He’s one of nearly 1.4 million people who reside in the 16,639 nursing homes in the United States, according to the Statistic Brain Research Institute. The educational institute based in Los Angeles researches, analyzes and compiles statistics on mainstream areas of interest used by media and other information providers.
Some other statistics from its September survey this year: Average age of residents, 79; average annual cost of nursing care, $73,000, percentage of female residents, 66 percent.
And one more statistic of great concern for those confined to nursing care in their latest and most vulnerable time of life: Percentage of residents who say they have been neglected or seen another resident neglected, 95 percent.
This elderly man in particular is not literally neglected because there are three visitors in his room on this particular day after Christmas. And other family members come from time to time. His wife is always nearby in a condo that is part of the nursing facility’s campus. And the nurses and attendants are always down the hall and check on him regularly.
But the loneliness and helplessness felt by many of these dear people who are trying to hold on to their dignity and sense of purpose is nonetheless a real and frightening burden. And for this man, who was always active and creative throughout his lifetime, the endless days of idleness and seemingly interminable loneliness between visitors, whether family or nurses, compounds the agony of meaningless time.
Death, the old man says more often these days, would be a welcome end. Why, he laments during his brief spell of weeping, should I wake up to another day of the same old nothing?

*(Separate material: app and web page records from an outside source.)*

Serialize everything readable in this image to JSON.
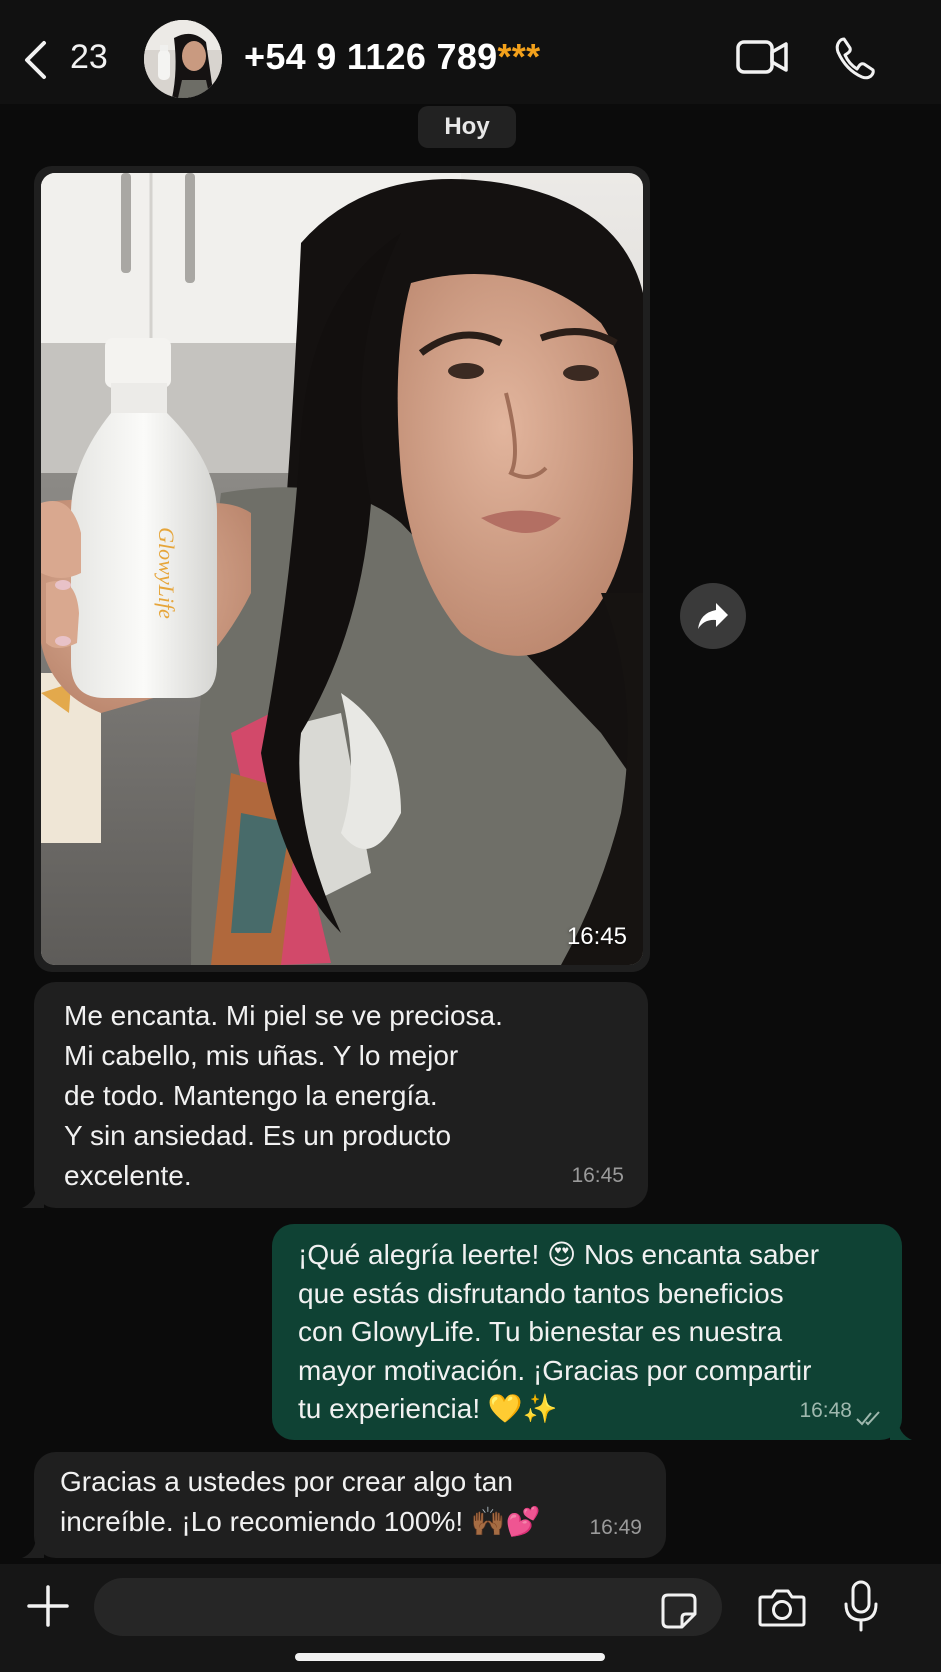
{
  "header": {
    "back_icon": "chevron-left-icon",
    "unread_count": "23",
    "contact_number": "+54 9 1126 789",
    "contact_mask": "***",
    "video_icon": "video-call-icon",
    "call_icon": "phone-call-icon"
  },
  "chat": {
    "date_label": "Hoy",
    "messages": [
      {
        "type": "image",
        "direction": "incoming",
        "time": "16:45",
        "description_icon": "photo-thumbnail",
        "bottle_label": "GlowyLife"
      },
      {
        "type": "text",
        "direction": "incoming",
        "text": "Me encanta. Mi piel se ve preciosa.\nMi cabello, mis uñas. Y lo mejor\nde todo. Mantengo la energía.\nY sin ansiedad. Es un producto\nexcelente.",
        "time": "16:45"
      },
      {
        "type": "text",
        "direction": "outgoing",
        "text": "¡Qué alegría leerte! 😍 Nos encanta saber\nque estás disfrutando tantos beneficios\ncon GlowyLife. Tu bienestar es nuestra\nmayor motivación. ¡Gracias por compartir\ntu experiencia! 💛✨",
        "time": "16:48",
        "status": "read"
      },
      {
        "type": "text",
        "direction": "incoming",
        "text": "Gracias a ustedes por crear algo tan\nincreíble. ¡Lo recomiendo 100%! 🙌🏾💕",
        "time": "16:49"
      }
    ]
  },
  "composer": {
    "plus_icon": "plus-icon",
    "sticker_icon": "sticker-icon",
    "camera_icon": "camera-icon",
    "mic_icon": "microphone-icon"
  },
  "colors": {
    "background": "#0b0b0b",
    "incoming_bubble": "#1f1f1f",
    "outgoing_bubble": "#0f4234",
    "accent_mask": "#f3a11b"
  }
}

And I can’t answer him sufficiently other than to say, “Because I love you, Dad.”
Kerry Hubartt is former editor of The News-Sentinel.